The common name alone gives a clue in identification to this edible and lovely mushroom over it’s sinister (though not deadly) cousin. Its shaggy appearance is caused by the white or pale-brown scales on its long, rugby ball shaped, cap. There is a drastic change in appearance depending on at what stage you find it. Young specimens don’t show much stem at all, in fact it can be hidden, depending on the height of the grass it’s in – and the brilliant white cap is unblemished, though sometimes showing light brown colouring at it’s tip (which persists). But as it grows older, the cap opens up and then shrinks, as it slowly dissolves into inky black oblivion! I know that sounded a bit dramatic but I thought I’d get the point across. A lot of people, on first encounters, see the younger specimen and older specimen as a different mushroom. And I really can’t blame them, they appear so different.

A spore print for identification is not needed I think though. This mushroom speaks out loud for itself, and if you find it later in life, its obviously going to have a ‘black’ feel about it! It has a good salty flavour and is definitely worth a taste, I love it. Try it out, it’s a wonderful mushroom*. Look out for it this October, not only in grassland but on roadsides and disturbed ground even at woodland edges/woodland vegetation…

Young to old - Shaggy Ink Cap

The Shaggy Ink Cap from very young to old (as black ink starts to be produced)

Always try a little sample if you’re trying an edible mushroom for the first time, just to see if it agrees with you. The first time I tried this lovely mushroom I had a mild reaction of little red bumps in my mouth and what felt to be a slight hot flush! There was no unpleasantness involved and wasn’t at all serious. It soon passed. It’s just good to check your body is OK introducing it to the new food. It’s just like eating abroad really!

ID notes - Shaggy Inkcap

The Genus COPRINUS & Related (Inkcaps): Characteristics to look out for:

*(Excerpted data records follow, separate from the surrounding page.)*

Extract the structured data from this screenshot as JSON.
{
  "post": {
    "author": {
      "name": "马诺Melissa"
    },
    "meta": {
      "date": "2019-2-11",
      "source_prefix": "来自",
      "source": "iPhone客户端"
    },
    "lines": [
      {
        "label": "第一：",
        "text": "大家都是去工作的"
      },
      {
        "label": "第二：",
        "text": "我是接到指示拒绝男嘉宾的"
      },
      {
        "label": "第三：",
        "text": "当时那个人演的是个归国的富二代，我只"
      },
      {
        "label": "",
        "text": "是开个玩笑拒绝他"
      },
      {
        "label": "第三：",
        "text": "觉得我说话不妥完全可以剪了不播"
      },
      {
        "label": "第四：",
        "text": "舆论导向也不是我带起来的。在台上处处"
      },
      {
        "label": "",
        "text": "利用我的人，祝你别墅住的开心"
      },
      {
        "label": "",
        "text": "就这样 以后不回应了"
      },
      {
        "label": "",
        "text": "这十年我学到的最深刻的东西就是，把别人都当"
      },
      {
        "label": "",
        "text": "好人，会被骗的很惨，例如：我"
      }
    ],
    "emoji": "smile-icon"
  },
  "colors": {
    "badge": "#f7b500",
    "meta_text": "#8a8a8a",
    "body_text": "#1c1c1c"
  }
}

• Most species gills dissolve into an inky black liquid as the black spores ripen.
• Growing on the ground, wood or dung.
• Many young species have woolly veil. Felty scales are often left on the mature specimen.
• Smaller species have distinct radial markings on the cap.